COMBINED: K R Sharland (Nelson), J A Smith (Marlborough), I B Leggat (Nelson), D Kingi (Marlborough), W H Taylor (c) (Golden Bay-Motueka), M B Kearney (Marlborough), E P Eden (Nelson), R C Gargiulo (Nelson), S A Cradock (Golden Bay-Motueka), S W Woolley (Marlborough), R A Jensen (Marlborough), K T Lammas (Marlborough), E C D Baas (Golden Bay-Motueka), I A Hammond (Marlborough), O Ward-Holmes (Nelson).
The referee was Mr E W T Tindill, of Wellington.
Playing at centre three-quarter for the Combined side that day was a twenty year old, I B Leggat, of Nelson, who later went on to achieve New Zealand selection at cricket, on tour to South Africa in 1953-54. Currently with the Department of Survey and Land Information at Hamilton, and having retained his interest in the summer game in recent years as a Northern Districts selector, Ian Leggat remembers that day in 1950 –
“The Combined team to play that first match of the tour was chosen after a series of three trials. Although I played reasonably well in each, at my accustomed position of first five-eighths, the team announced after the final trial saw M B Kearney of Marlborough in that position and I was named as the reserve back. Then, a day or two before the game, Frank Hobson had to withdraw because of injury and I came into the team at centre – a new experience for me, having never played there before. It was very much a United Nations side, where a large number of the other players were virtually unknown to me and were neither friends nor team mates, then or after.
The job of marking Jack Matthews was one which gave a young man some cause for thought before the game, and I seemed to spend most of the match either being tackled by, or attempting to tackle him. Early on though, our backs detected that the Lions were displaying a tendency to run across the field and even though Matthews was every bit as hard as the reputation which had preceded him to New Zealand, Bill Taylor and I generally managed to keep him and Macdonald, the other centre, in check.
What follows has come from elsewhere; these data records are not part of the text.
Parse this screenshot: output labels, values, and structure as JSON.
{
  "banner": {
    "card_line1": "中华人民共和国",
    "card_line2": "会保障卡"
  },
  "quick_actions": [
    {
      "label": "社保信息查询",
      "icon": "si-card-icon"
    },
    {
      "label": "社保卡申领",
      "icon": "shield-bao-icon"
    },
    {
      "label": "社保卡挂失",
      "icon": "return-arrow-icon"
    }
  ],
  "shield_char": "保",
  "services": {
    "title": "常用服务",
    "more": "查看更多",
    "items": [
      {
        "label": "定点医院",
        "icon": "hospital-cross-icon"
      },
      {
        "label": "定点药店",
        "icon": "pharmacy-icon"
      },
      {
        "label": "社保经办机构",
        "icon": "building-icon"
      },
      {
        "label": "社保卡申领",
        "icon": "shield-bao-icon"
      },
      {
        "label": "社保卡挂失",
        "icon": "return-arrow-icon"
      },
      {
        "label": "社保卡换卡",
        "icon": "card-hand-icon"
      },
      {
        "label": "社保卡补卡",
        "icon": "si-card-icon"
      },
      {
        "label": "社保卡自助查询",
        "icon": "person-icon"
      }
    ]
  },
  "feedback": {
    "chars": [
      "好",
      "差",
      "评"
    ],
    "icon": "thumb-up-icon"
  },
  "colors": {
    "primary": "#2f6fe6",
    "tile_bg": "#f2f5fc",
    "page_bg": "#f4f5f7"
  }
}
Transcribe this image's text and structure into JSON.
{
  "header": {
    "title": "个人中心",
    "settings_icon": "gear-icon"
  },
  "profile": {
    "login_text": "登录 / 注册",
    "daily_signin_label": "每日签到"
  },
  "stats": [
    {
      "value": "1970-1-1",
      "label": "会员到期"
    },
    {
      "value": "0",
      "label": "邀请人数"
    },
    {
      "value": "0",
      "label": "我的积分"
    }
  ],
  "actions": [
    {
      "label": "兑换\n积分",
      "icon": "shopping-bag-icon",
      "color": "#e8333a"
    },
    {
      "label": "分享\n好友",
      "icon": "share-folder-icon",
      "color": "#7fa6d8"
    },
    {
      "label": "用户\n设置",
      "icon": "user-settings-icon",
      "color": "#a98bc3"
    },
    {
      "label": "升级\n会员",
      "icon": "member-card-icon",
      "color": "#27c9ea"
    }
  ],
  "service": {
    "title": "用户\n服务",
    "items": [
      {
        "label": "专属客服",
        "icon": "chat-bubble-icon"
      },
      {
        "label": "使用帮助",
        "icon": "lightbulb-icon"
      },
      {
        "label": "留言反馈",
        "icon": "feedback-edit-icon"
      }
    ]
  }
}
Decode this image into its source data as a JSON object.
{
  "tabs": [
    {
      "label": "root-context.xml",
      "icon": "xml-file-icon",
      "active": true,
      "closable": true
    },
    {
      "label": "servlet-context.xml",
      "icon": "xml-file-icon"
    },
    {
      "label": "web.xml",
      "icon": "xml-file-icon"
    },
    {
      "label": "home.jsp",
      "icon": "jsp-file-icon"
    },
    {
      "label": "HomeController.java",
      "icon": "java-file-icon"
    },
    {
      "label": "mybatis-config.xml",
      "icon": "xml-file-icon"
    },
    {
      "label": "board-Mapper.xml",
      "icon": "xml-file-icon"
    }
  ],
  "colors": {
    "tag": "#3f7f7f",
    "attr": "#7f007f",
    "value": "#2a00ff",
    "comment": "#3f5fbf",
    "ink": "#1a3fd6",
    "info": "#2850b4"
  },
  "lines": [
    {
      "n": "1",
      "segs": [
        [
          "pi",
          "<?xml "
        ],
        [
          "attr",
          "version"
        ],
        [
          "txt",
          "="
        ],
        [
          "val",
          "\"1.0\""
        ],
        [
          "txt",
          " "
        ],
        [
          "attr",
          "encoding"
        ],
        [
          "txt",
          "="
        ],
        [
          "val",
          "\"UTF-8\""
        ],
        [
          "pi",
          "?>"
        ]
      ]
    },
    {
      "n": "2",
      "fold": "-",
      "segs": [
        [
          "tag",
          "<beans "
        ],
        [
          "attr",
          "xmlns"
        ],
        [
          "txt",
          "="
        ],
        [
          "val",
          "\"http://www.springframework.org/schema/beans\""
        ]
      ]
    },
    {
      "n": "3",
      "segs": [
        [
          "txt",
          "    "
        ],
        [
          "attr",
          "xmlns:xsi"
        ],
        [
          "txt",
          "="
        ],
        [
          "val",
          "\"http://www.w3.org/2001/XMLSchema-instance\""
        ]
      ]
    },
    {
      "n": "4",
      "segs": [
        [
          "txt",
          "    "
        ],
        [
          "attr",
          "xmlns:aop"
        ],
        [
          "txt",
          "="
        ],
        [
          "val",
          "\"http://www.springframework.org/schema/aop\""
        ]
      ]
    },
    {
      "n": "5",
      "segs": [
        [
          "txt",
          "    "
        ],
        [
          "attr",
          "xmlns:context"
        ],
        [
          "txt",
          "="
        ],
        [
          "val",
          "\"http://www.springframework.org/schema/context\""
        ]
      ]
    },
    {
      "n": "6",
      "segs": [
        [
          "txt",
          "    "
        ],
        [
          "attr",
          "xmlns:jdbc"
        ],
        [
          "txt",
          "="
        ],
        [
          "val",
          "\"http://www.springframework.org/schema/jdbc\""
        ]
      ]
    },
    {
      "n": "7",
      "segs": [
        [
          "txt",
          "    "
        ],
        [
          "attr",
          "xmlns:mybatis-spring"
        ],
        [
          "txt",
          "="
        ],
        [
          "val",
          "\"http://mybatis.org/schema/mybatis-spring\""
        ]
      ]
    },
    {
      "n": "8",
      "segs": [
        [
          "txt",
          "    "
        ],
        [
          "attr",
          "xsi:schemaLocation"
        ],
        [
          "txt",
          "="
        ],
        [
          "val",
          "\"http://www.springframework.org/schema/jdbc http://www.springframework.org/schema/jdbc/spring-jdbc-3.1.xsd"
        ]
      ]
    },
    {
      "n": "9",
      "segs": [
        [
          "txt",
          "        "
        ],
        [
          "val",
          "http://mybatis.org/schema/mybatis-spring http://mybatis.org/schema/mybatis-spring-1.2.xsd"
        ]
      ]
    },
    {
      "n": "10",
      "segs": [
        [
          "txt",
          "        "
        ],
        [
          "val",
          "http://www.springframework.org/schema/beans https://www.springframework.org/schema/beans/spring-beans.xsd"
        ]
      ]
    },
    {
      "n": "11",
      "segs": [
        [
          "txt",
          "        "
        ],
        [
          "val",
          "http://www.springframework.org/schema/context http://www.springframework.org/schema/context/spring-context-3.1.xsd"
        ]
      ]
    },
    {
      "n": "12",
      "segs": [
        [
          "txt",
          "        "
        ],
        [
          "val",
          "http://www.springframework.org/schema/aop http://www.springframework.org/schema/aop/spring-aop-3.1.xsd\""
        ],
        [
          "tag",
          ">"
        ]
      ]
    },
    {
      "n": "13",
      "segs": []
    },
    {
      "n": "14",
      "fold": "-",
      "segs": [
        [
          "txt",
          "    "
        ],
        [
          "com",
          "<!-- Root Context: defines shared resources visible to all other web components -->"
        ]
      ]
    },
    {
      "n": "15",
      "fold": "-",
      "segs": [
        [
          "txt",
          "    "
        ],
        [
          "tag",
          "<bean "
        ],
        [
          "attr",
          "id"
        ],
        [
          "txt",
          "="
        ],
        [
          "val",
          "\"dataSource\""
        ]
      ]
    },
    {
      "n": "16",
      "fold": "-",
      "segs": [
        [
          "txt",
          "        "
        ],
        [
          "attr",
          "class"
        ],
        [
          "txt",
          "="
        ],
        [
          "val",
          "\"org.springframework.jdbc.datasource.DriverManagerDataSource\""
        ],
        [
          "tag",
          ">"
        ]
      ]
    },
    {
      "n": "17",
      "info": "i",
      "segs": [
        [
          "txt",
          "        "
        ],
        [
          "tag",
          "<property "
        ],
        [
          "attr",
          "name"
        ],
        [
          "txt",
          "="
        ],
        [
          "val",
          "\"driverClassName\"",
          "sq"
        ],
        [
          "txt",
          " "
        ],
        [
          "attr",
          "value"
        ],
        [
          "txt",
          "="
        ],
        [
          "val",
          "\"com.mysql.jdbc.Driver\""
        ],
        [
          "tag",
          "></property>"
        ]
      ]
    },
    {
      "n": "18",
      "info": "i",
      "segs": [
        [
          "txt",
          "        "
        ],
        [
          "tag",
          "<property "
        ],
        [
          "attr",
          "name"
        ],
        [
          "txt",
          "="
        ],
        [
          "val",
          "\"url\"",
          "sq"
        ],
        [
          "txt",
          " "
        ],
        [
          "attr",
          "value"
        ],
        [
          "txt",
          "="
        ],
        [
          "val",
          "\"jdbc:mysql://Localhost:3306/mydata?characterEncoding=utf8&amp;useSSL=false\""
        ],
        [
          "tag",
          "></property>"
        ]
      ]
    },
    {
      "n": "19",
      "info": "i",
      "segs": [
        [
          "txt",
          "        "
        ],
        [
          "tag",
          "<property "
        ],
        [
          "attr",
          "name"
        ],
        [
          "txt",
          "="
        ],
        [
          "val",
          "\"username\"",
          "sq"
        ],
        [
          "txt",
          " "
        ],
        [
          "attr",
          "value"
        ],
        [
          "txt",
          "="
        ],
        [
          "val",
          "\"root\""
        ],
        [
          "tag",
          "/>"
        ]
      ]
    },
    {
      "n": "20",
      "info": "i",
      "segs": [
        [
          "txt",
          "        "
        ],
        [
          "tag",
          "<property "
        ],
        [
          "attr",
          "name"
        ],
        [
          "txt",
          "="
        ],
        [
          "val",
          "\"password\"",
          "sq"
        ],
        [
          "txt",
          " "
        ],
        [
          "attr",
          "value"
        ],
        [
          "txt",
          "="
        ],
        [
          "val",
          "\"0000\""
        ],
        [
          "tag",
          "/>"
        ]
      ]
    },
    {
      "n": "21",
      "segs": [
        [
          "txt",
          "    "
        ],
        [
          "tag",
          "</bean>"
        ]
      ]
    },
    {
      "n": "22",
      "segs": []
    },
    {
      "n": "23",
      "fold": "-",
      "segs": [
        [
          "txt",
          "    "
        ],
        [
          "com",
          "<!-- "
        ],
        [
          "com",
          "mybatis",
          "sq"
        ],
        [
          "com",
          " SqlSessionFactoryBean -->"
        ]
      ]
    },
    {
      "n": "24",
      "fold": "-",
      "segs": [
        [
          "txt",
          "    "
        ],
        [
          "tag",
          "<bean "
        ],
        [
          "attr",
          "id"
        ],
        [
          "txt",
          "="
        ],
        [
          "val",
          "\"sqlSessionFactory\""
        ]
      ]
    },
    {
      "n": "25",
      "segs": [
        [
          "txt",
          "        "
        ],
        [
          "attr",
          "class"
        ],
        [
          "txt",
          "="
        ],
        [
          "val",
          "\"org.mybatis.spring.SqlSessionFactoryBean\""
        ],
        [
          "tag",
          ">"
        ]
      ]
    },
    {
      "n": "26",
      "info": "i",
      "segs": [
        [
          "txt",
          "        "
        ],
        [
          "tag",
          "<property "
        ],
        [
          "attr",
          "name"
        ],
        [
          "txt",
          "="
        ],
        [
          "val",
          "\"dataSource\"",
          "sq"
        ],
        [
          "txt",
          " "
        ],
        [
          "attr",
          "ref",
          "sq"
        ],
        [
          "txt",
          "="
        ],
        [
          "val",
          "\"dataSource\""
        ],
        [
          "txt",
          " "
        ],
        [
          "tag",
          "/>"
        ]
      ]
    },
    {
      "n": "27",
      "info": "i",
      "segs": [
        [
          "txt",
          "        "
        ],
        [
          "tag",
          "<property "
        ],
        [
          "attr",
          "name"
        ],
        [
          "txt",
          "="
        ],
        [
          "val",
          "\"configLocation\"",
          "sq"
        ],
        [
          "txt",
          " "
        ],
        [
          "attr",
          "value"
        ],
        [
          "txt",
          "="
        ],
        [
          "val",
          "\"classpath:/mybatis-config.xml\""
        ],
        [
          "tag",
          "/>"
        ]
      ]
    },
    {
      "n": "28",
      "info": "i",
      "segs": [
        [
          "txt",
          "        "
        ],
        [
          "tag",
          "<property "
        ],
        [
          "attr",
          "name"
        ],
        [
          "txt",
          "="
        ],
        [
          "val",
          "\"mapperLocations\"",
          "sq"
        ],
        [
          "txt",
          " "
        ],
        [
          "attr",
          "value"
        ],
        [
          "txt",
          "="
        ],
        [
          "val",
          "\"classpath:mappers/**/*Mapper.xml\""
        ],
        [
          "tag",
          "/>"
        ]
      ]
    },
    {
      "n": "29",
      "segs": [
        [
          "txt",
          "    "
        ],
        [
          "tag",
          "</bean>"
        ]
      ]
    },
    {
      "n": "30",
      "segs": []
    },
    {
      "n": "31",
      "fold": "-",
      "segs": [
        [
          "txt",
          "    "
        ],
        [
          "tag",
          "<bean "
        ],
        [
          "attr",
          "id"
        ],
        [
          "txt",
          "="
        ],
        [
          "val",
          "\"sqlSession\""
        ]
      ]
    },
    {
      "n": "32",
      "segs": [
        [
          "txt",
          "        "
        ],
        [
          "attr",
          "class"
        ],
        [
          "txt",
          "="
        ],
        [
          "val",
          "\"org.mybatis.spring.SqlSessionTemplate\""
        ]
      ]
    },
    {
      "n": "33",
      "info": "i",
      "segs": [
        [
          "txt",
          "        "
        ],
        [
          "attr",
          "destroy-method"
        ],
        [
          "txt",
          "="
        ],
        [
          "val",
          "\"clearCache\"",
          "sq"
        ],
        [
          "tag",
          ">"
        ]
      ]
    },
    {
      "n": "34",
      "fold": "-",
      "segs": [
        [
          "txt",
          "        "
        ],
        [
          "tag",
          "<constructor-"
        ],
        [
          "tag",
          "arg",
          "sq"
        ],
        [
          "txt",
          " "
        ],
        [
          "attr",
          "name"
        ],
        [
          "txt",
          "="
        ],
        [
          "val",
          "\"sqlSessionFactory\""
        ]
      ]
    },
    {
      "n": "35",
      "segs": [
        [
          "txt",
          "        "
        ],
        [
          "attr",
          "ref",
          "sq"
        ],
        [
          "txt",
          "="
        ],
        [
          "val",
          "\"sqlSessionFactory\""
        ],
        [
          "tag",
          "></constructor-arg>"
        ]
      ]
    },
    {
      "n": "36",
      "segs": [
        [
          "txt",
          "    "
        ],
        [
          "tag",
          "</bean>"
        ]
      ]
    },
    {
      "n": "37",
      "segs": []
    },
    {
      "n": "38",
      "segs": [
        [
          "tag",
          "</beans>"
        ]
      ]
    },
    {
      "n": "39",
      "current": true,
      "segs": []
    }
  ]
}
Near the end of the game came one of our few attacking opportunities. It started from a clearing kick by our fullback, Sharland, which found the British backs out of position. I chased hard after the ball, gathered it in and made some ground before sending it out to Duncan Kingi on the wing, and he scored in the corner.
‘That great sporting occasion is much less a vivid memory after 38 years, but I do recall one incident which appealed to my warped sense of humour and reminded me that we were indeed playing the British Isles. After picking myself up from the perpendicular position of yet another tackle by Matthews, I noticed that a very long sequence of play had been brought to a halt by the referee. In my vision was one of the British backs – I think it was Macdonald – there he was, cool as a cucumber, taking an immaculately ironed hankerchief from the pocket of his immaculately ironed and tailored white shorts (with buttoned waistband and two side pockets, they were hardly rugby togs as we knew them) and daintily blew his nose. That operation completed, the handkerchief was neatly folded and returned to the pocket!
“Because it was the first game of the tour, some of the passing and handling of the tourists did not quite reach the standard many of the spectators were expecting to see. But they came here with the promise of playing the open, running game and whether winning or losing, that is how they did play.”
From “1950 – The Year of the Lions” produced and published by D J Williams 1988. Pp 36-40.